Collaborators: Dr. Mikel Zabala, Dr. Bernat Hereu and Dr. Christine Linares – University of Barcelona
In the Mediterranean Sea, overfishing has driven Mediterranean grouper stocks below sustainable levels and has even eliminated them from much of their range. The Medes Islands Marine Reserve was established in the early 1990s near L’Estartit, Spain, in order to provide refuge for some of the last remaining Mediterranean groupers. Researchers from the University of Barcelona and the Fisheries & Conservation Biology Lab at MLML have been studying population trends and movements of Mediterranean groupers, seabreams, and other fished species in the Medes Islands Marine Reserve in order to determine if the marine reserve has been successful in increasing populations of fished species.
Using SCUBA techniques, we caught about 20 Mediterranean groupers underwater, by hand feeding baited hooks to selected male and female groupers. Once fish were caught, we brought them by hand to the surface, anesthetized them, and surgically implanted sonic transmitters in their peritoneal cavities. We then placed receivers around the marine reserve to determine site fidelity and movements of individual fish. We have also tagged two other species of commercially important fishes in the Medes Islands.

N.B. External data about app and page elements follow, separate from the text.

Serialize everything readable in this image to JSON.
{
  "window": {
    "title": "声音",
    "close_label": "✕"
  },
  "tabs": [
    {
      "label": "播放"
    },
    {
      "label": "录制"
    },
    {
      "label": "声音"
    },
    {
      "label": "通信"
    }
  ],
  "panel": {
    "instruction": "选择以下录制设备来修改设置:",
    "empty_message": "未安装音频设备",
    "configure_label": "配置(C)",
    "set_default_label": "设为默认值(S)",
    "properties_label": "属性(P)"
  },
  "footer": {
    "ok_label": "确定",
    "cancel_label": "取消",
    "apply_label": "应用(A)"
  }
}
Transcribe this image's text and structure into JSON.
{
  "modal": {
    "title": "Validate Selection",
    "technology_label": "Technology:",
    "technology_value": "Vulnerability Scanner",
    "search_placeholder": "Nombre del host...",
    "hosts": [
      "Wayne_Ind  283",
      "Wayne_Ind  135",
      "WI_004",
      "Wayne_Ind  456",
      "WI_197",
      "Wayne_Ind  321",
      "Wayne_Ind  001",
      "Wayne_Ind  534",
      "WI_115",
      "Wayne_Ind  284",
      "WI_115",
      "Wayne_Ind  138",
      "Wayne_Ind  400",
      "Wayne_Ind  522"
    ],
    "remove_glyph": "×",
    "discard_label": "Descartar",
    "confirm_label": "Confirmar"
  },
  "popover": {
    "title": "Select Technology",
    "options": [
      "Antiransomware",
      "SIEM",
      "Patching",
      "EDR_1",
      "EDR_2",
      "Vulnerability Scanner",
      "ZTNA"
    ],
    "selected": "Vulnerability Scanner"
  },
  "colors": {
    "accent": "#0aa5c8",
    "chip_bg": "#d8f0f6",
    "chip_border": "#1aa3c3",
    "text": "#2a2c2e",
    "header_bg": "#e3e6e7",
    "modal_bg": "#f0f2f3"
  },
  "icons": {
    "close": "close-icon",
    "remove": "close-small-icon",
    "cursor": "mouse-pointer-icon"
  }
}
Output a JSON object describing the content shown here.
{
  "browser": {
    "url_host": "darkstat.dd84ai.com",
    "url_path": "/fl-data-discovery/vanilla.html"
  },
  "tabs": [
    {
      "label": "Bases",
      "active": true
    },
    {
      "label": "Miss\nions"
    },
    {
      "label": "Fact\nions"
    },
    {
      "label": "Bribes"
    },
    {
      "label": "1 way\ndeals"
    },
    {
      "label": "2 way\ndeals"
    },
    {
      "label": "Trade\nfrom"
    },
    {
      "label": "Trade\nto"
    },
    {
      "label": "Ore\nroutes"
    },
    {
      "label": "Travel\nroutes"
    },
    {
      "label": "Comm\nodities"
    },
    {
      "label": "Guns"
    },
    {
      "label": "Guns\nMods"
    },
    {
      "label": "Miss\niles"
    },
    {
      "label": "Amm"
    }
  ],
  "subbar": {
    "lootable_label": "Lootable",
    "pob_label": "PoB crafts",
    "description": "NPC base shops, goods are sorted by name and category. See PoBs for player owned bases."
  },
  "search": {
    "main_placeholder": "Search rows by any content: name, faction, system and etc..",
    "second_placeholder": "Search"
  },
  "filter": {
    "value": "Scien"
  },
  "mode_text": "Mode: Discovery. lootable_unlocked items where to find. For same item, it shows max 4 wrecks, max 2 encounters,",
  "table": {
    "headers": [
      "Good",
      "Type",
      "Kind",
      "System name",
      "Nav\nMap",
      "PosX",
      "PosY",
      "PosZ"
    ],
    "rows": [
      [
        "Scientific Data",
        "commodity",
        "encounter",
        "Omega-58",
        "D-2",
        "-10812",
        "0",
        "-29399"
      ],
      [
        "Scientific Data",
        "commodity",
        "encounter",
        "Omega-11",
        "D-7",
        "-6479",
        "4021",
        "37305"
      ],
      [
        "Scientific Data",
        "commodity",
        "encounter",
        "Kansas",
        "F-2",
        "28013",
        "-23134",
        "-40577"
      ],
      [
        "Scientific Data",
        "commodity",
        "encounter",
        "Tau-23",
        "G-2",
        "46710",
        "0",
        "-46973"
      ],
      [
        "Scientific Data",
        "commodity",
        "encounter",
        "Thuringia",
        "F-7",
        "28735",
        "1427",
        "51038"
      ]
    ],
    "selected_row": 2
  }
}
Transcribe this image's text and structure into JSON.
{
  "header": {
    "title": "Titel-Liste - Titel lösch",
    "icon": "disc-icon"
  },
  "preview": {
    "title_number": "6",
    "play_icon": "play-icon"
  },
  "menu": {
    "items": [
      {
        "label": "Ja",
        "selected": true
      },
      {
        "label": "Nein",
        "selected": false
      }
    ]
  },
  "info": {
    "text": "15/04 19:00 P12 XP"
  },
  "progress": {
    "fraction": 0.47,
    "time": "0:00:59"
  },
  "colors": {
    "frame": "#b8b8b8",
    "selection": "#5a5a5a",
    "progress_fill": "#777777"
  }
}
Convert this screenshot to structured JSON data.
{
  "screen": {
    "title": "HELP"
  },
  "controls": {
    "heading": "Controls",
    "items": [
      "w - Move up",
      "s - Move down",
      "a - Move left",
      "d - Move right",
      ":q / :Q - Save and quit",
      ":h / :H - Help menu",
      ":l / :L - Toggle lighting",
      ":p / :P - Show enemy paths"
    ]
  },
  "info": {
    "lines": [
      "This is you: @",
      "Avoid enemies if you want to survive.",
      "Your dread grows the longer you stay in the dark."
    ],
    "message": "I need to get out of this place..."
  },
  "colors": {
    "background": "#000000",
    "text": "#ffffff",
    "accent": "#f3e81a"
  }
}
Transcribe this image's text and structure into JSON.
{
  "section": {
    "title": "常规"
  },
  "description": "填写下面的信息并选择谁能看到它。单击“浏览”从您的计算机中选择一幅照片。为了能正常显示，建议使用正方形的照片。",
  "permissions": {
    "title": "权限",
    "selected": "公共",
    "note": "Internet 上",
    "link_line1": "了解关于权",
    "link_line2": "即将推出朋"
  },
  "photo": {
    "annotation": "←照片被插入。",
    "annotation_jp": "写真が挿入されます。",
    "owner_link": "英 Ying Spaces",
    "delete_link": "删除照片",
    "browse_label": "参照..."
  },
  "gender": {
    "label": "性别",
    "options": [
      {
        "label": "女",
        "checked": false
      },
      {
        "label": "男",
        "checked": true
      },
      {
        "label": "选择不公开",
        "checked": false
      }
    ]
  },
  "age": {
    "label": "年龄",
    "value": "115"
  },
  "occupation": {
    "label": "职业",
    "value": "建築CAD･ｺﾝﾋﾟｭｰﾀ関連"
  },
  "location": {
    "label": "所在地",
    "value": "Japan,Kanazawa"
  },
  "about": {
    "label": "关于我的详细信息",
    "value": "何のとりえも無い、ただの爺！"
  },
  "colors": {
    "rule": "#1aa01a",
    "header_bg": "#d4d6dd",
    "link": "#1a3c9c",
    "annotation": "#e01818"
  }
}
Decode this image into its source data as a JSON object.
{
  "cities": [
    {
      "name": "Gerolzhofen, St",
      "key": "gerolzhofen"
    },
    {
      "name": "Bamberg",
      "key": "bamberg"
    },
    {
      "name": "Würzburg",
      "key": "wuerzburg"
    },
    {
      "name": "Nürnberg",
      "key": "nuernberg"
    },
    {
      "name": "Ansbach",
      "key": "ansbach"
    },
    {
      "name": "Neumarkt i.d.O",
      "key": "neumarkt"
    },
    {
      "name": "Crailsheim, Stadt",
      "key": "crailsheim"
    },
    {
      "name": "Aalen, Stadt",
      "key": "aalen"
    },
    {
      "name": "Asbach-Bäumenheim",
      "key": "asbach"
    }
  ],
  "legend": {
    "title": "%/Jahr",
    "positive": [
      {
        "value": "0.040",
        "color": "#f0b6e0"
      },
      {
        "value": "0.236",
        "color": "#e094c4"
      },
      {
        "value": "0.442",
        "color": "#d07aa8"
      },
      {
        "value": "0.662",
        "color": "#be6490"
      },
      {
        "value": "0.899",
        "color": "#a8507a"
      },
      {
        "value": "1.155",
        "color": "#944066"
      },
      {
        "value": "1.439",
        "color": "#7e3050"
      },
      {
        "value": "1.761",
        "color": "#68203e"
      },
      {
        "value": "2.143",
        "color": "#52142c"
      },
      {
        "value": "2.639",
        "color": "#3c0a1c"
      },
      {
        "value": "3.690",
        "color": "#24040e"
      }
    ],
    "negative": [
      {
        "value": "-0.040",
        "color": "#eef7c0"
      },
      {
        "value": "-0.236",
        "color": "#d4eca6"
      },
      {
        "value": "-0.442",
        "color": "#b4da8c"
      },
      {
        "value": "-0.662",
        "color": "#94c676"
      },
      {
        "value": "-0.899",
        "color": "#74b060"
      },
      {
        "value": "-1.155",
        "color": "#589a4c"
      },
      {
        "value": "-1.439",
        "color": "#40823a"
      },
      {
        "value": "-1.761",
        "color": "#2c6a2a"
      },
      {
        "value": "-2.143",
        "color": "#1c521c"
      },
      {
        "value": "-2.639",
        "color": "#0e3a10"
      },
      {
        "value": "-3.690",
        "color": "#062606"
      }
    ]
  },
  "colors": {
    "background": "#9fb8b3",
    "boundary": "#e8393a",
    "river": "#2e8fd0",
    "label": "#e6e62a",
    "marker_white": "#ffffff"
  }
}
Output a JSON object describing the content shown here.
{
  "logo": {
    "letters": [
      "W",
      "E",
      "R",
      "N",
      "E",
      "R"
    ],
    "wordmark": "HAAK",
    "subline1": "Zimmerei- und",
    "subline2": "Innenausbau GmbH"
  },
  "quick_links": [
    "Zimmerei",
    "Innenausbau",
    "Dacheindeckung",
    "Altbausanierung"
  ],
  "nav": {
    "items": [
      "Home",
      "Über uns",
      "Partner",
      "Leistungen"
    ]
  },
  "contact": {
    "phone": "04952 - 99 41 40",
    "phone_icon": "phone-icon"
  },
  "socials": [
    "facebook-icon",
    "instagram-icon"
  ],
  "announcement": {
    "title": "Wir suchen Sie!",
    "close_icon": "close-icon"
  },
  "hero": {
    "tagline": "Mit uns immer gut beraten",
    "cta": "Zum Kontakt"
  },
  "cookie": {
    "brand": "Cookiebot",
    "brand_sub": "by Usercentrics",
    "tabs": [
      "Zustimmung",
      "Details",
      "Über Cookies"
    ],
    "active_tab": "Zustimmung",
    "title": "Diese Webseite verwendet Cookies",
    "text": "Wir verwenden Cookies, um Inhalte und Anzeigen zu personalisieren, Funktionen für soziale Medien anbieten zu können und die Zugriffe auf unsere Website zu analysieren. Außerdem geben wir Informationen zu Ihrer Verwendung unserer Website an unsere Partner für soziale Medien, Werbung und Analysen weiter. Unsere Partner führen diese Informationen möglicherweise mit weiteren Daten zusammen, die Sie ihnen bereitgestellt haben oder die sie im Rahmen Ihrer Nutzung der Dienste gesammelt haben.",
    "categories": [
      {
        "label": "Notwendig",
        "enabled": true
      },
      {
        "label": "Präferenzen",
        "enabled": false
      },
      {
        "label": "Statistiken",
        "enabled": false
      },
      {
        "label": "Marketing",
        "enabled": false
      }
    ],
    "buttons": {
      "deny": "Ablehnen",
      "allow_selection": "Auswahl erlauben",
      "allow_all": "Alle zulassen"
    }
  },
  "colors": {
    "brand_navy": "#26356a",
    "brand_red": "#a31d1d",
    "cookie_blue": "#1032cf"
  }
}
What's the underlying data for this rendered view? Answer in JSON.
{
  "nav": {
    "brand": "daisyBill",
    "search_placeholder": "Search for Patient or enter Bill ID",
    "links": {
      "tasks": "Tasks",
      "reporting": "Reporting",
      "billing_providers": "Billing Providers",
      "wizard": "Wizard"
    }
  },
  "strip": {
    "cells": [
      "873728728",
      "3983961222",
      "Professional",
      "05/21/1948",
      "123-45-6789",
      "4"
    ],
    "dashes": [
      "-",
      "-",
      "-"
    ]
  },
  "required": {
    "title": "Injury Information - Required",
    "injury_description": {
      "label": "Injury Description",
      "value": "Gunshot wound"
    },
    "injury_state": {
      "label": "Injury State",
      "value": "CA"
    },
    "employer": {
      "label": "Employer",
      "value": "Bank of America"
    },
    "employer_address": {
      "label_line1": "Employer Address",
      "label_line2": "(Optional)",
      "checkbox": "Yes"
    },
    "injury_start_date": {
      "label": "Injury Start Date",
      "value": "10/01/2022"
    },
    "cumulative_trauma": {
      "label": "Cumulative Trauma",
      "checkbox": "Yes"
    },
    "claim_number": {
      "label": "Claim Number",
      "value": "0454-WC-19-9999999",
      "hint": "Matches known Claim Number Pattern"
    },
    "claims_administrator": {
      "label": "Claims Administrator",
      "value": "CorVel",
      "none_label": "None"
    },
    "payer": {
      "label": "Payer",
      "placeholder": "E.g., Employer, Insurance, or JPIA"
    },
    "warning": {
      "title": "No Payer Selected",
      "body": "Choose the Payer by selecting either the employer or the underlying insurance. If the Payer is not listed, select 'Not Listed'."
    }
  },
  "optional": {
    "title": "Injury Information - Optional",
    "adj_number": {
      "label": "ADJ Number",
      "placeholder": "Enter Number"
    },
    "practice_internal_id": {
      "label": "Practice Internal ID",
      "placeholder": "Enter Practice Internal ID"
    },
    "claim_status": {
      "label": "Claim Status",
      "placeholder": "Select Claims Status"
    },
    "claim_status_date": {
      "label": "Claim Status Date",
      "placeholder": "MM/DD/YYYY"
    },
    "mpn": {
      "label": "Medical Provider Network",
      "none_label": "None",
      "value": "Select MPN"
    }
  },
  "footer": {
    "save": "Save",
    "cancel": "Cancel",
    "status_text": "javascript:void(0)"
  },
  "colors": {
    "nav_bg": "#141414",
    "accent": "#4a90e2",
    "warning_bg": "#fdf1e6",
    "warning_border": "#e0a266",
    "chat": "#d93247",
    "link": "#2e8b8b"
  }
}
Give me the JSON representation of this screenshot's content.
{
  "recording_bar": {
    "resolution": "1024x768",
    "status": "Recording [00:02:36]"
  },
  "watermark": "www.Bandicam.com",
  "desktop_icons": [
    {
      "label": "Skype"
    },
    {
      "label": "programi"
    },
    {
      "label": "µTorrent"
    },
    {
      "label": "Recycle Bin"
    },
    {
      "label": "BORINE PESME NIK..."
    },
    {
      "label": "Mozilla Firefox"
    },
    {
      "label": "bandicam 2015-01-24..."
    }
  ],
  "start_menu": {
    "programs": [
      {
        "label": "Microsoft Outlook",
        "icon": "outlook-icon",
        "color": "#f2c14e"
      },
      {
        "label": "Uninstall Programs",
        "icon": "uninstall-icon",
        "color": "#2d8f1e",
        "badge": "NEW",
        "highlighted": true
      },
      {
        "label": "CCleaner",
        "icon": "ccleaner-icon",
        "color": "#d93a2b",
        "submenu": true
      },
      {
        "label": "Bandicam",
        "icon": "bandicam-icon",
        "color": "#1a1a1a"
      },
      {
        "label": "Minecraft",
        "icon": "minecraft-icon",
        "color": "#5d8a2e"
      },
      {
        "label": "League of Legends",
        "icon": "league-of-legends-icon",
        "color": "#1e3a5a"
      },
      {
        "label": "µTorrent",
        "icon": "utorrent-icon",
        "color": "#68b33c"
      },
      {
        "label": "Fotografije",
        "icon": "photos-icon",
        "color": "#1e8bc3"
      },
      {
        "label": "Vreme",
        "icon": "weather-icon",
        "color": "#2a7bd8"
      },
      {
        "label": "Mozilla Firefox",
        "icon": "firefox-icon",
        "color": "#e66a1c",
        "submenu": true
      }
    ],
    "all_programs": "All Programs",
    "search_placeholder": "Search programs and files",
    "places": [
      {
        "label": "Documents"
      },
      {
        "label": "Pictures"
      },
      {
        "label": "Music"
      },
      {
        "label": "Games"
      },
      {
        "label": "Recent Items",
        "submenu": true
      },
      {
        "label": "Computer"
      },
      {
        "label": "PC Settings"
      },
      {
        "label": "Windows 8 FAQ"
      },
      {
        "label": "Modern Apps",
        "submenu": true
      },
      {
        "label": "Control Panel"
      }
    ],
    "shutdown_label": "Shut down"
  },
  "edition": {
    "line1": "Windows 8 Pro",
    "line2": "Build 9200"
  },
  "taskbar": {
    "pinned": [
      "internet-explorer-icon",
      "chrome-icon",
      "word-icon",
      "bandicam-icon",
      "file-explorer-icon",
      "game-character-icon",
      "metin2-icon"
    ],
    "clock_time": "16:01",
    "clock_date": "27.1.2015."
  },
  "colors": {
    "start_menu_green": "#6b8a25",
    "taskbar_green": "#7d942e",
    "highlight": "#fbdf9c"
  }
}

In the first year of the project, we documented that Mediterranean groupers did not leave the marine reserve. Thus, the increase in numbers of groupers seen at the reserve is due to increased productivity in the reserve, and not migration. Our work has changed the understanding of the value of the Medes Island Marine Reserve for conserving populations of Mediterranean groupers. Resource managers now know that there is not a large migration through the reserve, but that the reserve is working to increase grouper numbers. This will change the perspective on the value of marine reserves around the world.